In the listing below, find each line containing "label" and report it.

Segment Open

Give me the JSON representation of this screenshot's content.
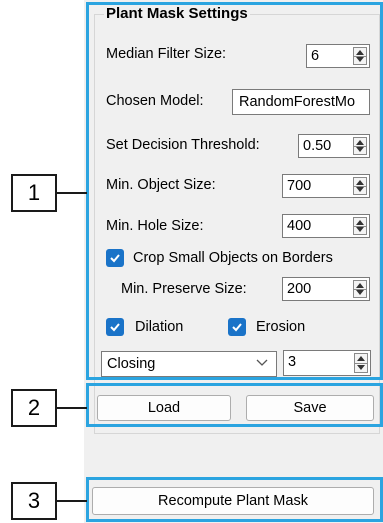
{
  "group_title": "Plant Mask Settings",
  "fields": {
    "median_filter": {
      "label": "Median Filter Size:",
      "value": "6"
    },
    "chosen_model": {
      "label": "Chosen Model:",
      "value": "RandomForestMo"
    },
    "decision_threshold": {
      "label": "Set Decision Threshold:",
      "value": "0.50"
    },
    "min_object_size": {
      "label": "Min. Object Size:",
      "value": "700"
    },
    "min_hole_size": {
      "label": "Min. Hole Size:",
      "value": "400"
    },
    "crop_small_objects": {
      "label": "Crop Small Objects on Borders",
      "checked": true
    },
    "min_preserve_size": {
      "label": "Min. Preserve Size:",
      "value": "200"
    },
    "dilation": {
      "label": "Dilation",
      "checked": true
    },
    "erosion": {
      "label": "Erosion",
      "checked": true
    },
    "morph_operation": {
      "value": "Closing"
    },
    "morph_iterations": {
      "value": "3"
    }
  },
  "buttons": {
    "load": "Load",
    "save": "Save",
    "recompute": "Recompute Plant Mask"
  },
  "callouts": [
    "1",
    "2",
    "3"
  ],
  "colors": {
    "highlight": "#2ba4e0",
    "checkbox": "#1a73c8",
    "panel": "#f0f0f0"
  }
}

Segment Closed

> [Output for this exercise]
      "label": "Median Filter Size:",
      "label": "Chosen Model:",
      "label": "Set Decision Threshold:",
      "label": "Min. Object Size:",
      "label": "Min. Hole Size:",
      "label": "Crop Small Objects on Borders",
      "label": "Min. Preserve Size:",
      "label": "Dilation",
      "label": "Erosion",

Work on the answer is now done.